A decade after its launch, Bank of America Merrill Lynch's 401(k) platform for small businesses is approaching 1 million participants — and it's expanding beyond its signature 401(k) focus.

"We feel like we have momentum," said Rich Linton, the executive responsible for managing B of A Merrill Lynch's small-business retirement solutions.

The small-business 401(k) platform, known as Advisor Alliance, provides Merrill Lynch investment and advisory services along with record keeping and retirement plan administration services to small businesses. At the start of 2011, the program's assets stood at a record $26 billion, up from $22 billion at the end of 2009 and $17 billion at the end of 2008.

B of A Merrill Lynch projects that the platform, which around the middle of last year touched about 900,000 participants, could reach 1 million by the end of this year, at more than 40,000 employers. The growth appears to be largely driven by companies with $5 million to $25 million in retirement plan assets, Linton said.

In addition to 401(k) solutions, Advisor Alliance, which until last year was known as MLConnect, has begun delving into the defined benefits arena. B of A Merrill Lynch in April 2011 expanded relationships with two of its 12 preferred partners within Advisor Alliance — John Hancock Financial, a unit of Manulife Financial Corp., and Hartford Financial Services Group Inc. — to include defined benefit plans for small-business clients and prospects with up to $5 million of plan assets.

The expansion grew out of feedback from advisers, said Linton, a former Fidelity Investments executive who joined B of A Merrill Lynch last year. "When I came aboard in July, advisers said, 'We're really only using a sliver of our partners' services,' " he said.

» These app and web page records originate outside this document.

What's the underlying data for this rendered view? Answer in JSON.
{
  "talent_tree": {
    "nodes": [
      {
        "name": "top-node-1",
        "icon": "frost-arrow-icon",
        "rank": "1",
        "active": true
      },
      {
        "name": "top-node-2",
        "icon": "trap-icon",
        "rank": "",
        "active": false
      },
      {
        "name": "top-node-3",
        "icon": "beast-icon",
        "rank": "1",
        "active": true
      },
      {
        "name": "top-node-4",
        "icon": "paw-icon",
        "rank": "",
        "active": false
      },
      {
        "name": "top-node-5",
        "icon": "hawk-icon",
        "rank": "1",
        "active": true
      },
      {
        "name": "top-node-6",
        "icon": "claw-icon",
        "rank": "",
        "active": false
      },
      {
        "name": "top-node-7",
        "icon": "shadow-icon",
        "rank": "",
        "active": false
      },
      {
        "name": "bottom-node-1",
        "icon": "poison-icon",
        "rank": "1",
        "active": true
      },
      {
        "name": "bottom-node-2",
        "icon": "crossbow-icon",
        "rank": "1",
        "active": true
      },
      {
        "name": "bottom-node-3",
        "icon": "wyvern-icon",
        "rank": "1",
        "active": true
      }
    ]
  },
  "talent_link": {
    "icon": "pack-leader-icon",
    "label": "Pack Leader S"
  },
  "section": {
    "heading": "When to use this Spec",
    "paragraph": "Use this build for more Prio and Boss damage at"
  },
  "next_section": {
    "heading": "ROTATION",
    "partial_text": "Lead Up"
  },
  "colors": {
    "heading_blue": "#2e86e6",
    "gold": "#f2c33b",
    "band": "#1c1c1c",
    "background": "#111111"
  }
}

Adding defined benefit plans to the mix makes sense, said Sophie Schmidt, senior wealth management analyst with Aite Group in Boston. Certain small businesses are increasingly returning to the plans as a perk for valuable employees. "It's becoming a way for small businesses to differentiate themselves," she said.

Growing companies in hot sectors are adopting the plans as a tool to retain valuable employees, Schmidt said. And such companies are the kind that may have initial public offers — enriching their leadership and creating potential new assets for advisers, she said.

Later this year, Advisor Alliance will add new preferred partners — Great-West Retirement Services, a unit of Great-West Life and Annuity Insurance Co., slated to join in May — as well as "new capabilities from existing partners," Linton said. "Those are our two focuses for Q2 and Q3."

In 2010, more than 2,000 of B of A Merrill Lynch's 15,500 financial advisers delivered at least one Advisor Alliance solution to a small-business owner client. That's up from 1,750 in 2009.

By the looks of it, the approach can work out well for the advisers, according to Schmidt. For one thing, it enables them to earn a modest ongoing fee for relatively little work, she said. "You don't necessarily have to do much work beyond partner and investment selection," she said. Employees likely often use the platform's self-service tools rather than going to the adviser for guidance, she said.

Also, using the platform to target small businesses provides a great way to gain access to wealthy executives, Schmidt said. "I see it as a great opportunity for Merrill Lynch financial advisers to get great clients that are small-business owners," she said. "Whereas if they go to a large firm, the [top executives] are probably beyond their wealth spectrum, and they probably already have advisers."

The recent enhancements to Advisor Alliance follow several in 2010. For instance, through a redesigned Web-based portal, B of A Merrill Lynch financial advisers review the investment performance of retirement plan funds and generate customizable quarterly reports for small-business owners.

Expanding B of A's retirement business is a crucial goal of Sallie Krawcheck, who took the helm in 2009 as head of its wealth management and brokerage operations. In the small-business arena, nearly 8,200 Merrill Lynch advisers delivered at least one new small-business retirement solution to their clients in 2010, including Advisor Alliance, simplified employee pension plans and simple individual retirement accounts, and B of A Merrill Lynch's Retirement Cash Management Account product. That was up 10% from 2009.

The company's institutional retirement business, which targets larger employers, last year gathered $17 billion of new retirement benefit plan assets, across the 401(k), pension and equity compensation plan markets.